Any image found in the entries is to be skipped; the rest is returned word for word.

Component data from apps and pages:
--- START ---

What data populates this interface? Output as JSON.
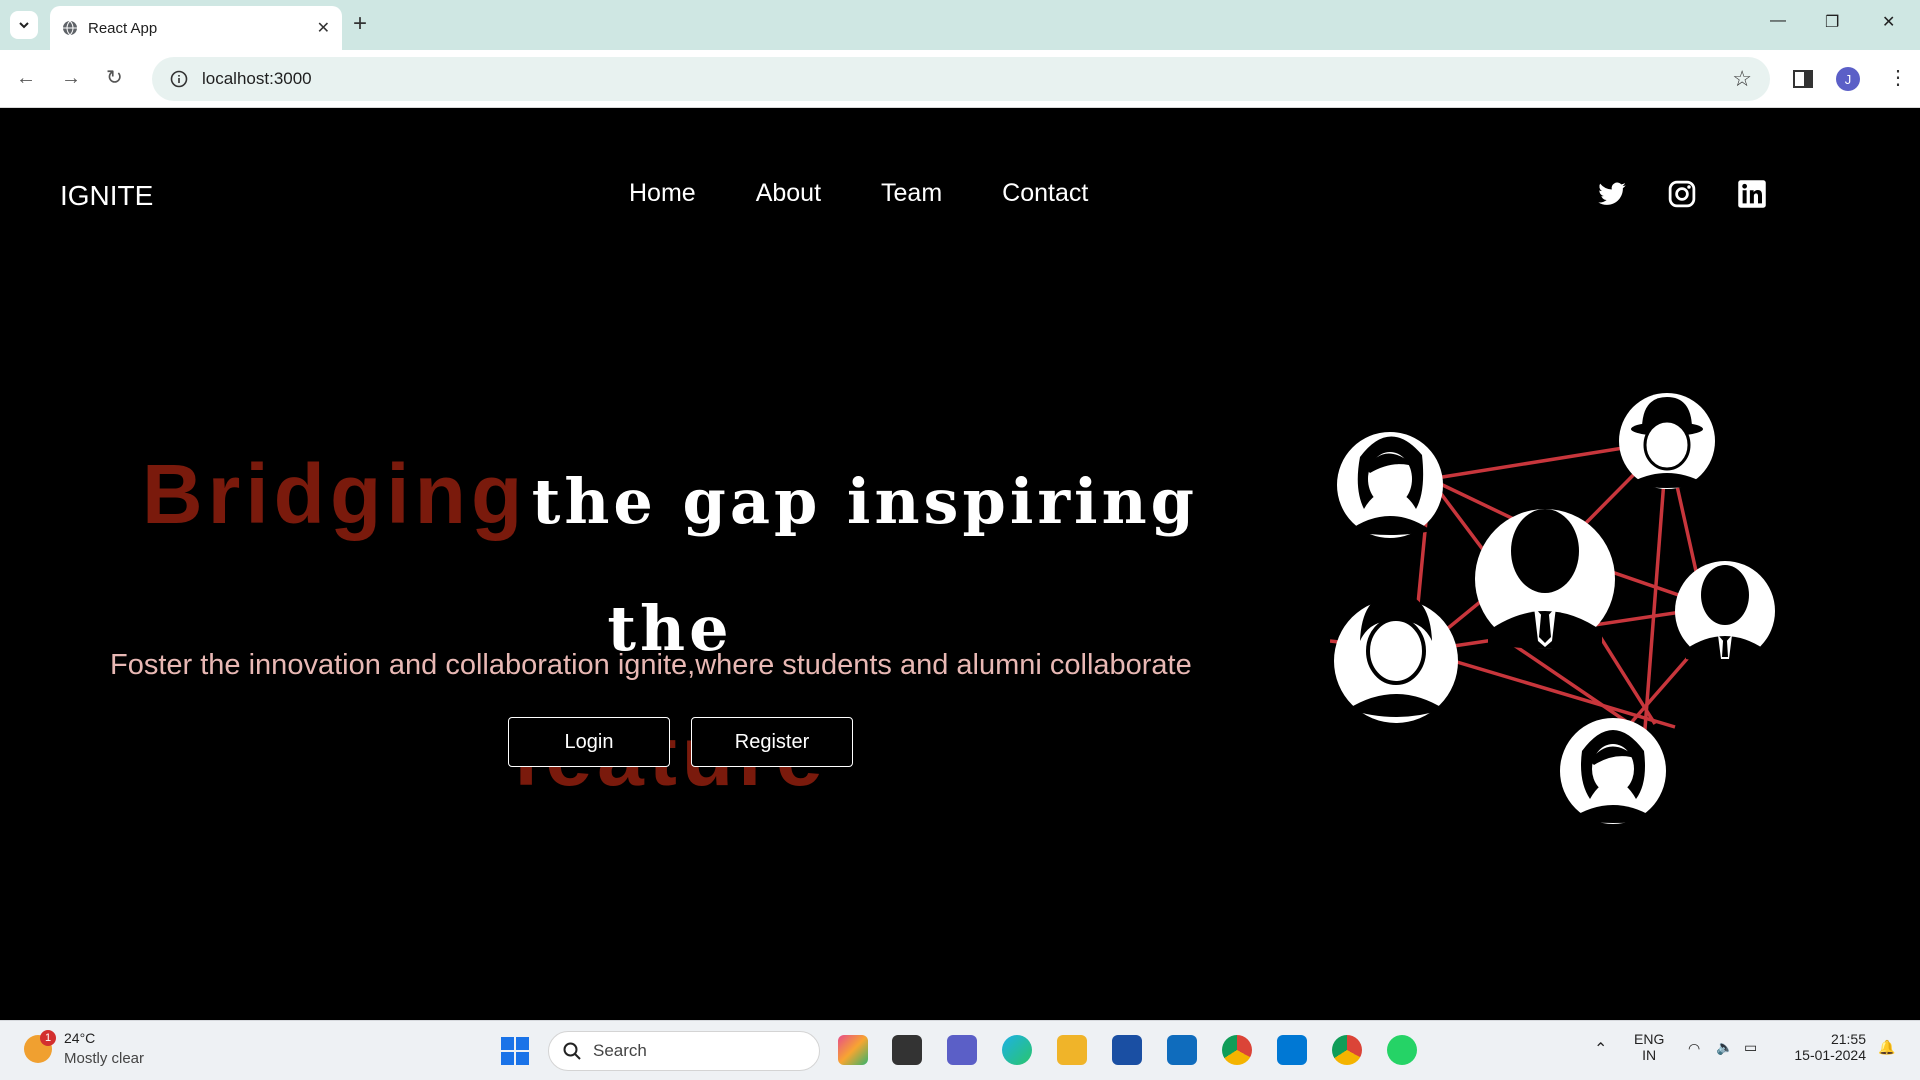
{
  "browser": {
    "tab_title": "React App",
    "url": "localhost:3000",
    "profile_initial": "J"
  },
  "page": {
    "brand": "IGNITE",
    "nav": [
      "Home",
      "About",
      "Team",
      "Contact"
    ],
    "social": [
      "twitter-icon",
      "instagram-icon",
      "linkedin-icon"
    ],
    "headline": {
      "word1": "Bridging",
      "middle": "the gap inspiring the",
      "word2": "feature"
    },
    "tagline": "Foster the innovation and collaboration ignite,where students and alumni collaborate",
    "buttons": {
      "login": "Login",
      "register": "Register"
    },
    "colors": {
      "accent": "#7a1a0c",
      "tagline": "#e8b8b4",
      "network_lines": "#c8363c"
    }
  },
  "taskbar": {
    "weather": {
      "temp": "24°C",
      "desc": "Mostly clear",
      "badge": "1"
    },
    "search_placeholder": "Search",
    "lang": {
      "line1": "ENG",
      "line2": "IN"
    },
    "time": "21:55",
    "date": "15-01-2024"
  }
}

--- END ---

**YOUR SOLUTION**
What data populates this interface? Output as JSON.
{
  "browser": {
    "tab_title": "React App",
    "url": "localhost:3000",
    "profile_initial": "J"
  },
  "page": {
    "brand": "IGNITE",
    "nav": [
      "Home",
      "About",
      "Team",
      "Contact"
    ],
    "social": [
      "twitter-icon",
      "instagram-icon",
      "linkedin-icon"
    ],
    "headline": {
      "word1": "Bridging",
      "middle": "the gap inspiring the",
      "word2": "feature"
    },
    "tagline": "Foster the innovation and collaboration ignite,where students and alumni collaborate",
    "buttons": {
      "login": "Login",
      "register": "Register"
    },
    "colors": {
      "accent": "#7a1a0c",
      "tagline": "#e8b8b4",
      "network_lines": "#c8363c"
    }
  },
  "taskbar": {
    "weather": {
      "temp": "24°C",
      "desc": "Mostly clear",
      "badge": "1"
    },
    "search_placeholder": "Search",
    "lang": {
      "line1": "ENG",
      "line2": "IN"
    },
    "time": "21:55",
    "date": "15-01-2024"
  }
}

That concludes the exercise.